Updated with a link to concept presentation and clarification from the Port about the concepts presented so far.
The concepts will continue to be refined based on public comment, but the Port of Edmonds Redevelopment Plan Steering Committee unveiled a possible new look for the Harbor Square Business Complex during the Port of Edmonds Commission meeting Monday night.
Steering Committee members Bill Trimm and John Owens went through the design schemes for the aging 14.62-acre complex that were developed through three meetings of the steering committee, held from December through April. You can see the presentation here.
The committee’s goal was to come up with ideas for redevelopment that were economically feasible, environmentally responsible and high quality, Timm said. Changes currently being considered would involve amending the Port’s Master plan and the City of Edmonds Comprehensive Plan, but none of that will happen until the Port brings the final designs before citizens during a future open house, followed by more revisions and a Port Commission vote.
“There is no preferred concept,” Port of Edmonds Executive Director Bob McChesney told My Edmonds News. “Rather, just a series of concepts that illustrate various configurations. The process is iterative, and we’re not done yet. Indeed we still have a long way to go.”
The current complex now includes the Harbor Square Athletic Club and Tennis Center, the Harbor Inn hotel and numerous businesses located among five buildings on the site. One of the schemes presented by the committee Monday would include a plan to move the current athletic club to the southwest corner of the business complex so it is against the railroad tracks, providing a sound buffer for the rest of the complex. Four-story buildings (scaled back from an original proposal of five stories) would providing a mix of residential and office space, but the area would include open space for possible civic and cultural events as well as a pathway to the Edmonds Marsh that borders the south end of the business complex.

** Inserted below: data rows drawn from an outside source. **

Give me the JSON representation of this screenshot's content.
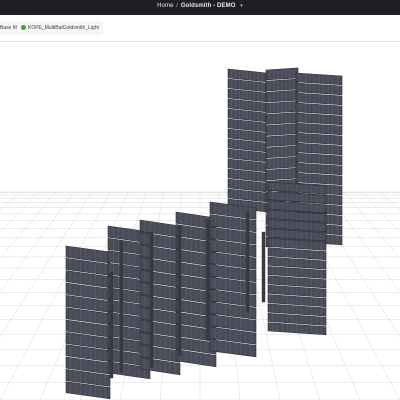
{
  "header": {
    "home_label": "Home",
    "separator": "/",
    "project_name": "Goldsmith - DEMO",
    "dropdown_icon": "chevron-down-icon"
  },
  "model_bar": {
    "base_model_label": "Base Model",
    "model_name": "KOPE_MultiBatGoldsmith_Light",
    "status_color": "#38a34a"
  },
  "viewport": {
    "background_color": "#ffffff",
    "grid_color": "#d9d9dd",
    "panel_color": "#4a4c5a",
    "panel_edge_color": "#2a2b33"
  }
}
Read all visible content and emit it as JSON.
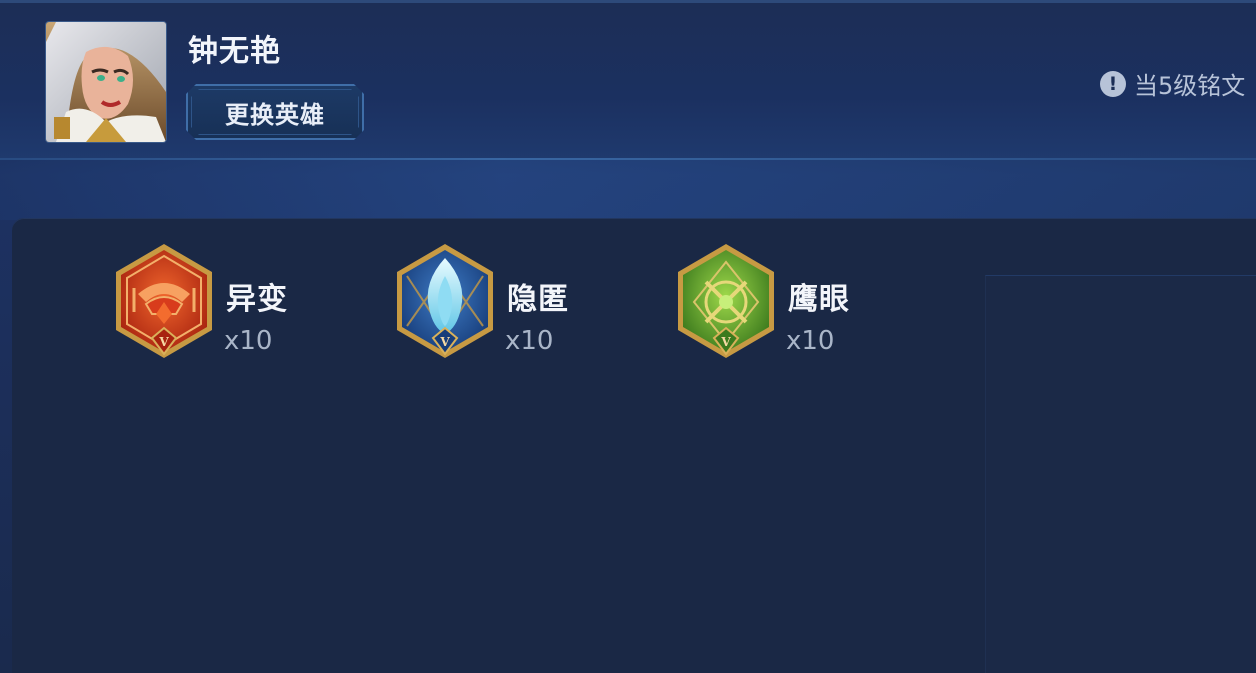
{
  "hero": {
    "name": "钟无艳",
    "change_button_label": "更换英雄"
  },
  "notice": {
    "icon": "exclamation-circle-icon",
    "text": "当5级铭文"
  },
  "runes": [
    {
      "name": "异变",
      "count": "x10",
      "level": "V",
      "color": "#c8331a",
      "icon": "red-rune-icon"
    },
    {
      "name": "隐匿",
      "count": "x10",
      "level": "V",
      "color": "#2a5fa8",
      "icon": "blue-rune-icon"
    },
    {
      "name": "鹰眼",
      "count": "x10",
      "level": "V",
      "color": "#5aa02c",
      "icon": "green-rune-icon"
    }
  ],
  "colors": {
    "background": "#1a2a4d",
    "panel": "#1a2845",
    "button_border": "#3f6ea8"
  }
}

Acknowledging that any talk about taller buildings raises concerns about possible blockage of views, Trimm explained that the committee involved University of Washington students with computer models who analyzed how the taller buildings might affect the views from approximately 40 different locations in Edmonds. Those photos were also shown during the presentation.
“It’s a very challenging site and we are trying to come up with the best configurations and design,” Port Executive Director Bob McChesney acknowledged during the meeting
The presentation will be repeated during a joint meeting between the Edmonds Planning Board/Economic Development Commission starting at 6 p.m. Thursday, May 12 in the Brackett Meeting Room, third floor of City Hall at 121 5th Ave.N. The public is invited to attend.
Also during the Port Meeting, Deputy Director Marla Kempf announced that the Port has a new business, Adventure Charters, which provides guided fishing charters. The business, which had been based in Seattle, was temporarily located in Edmonds last summer and the owners liked it so much they decided to move to Edmonds, Kempf said.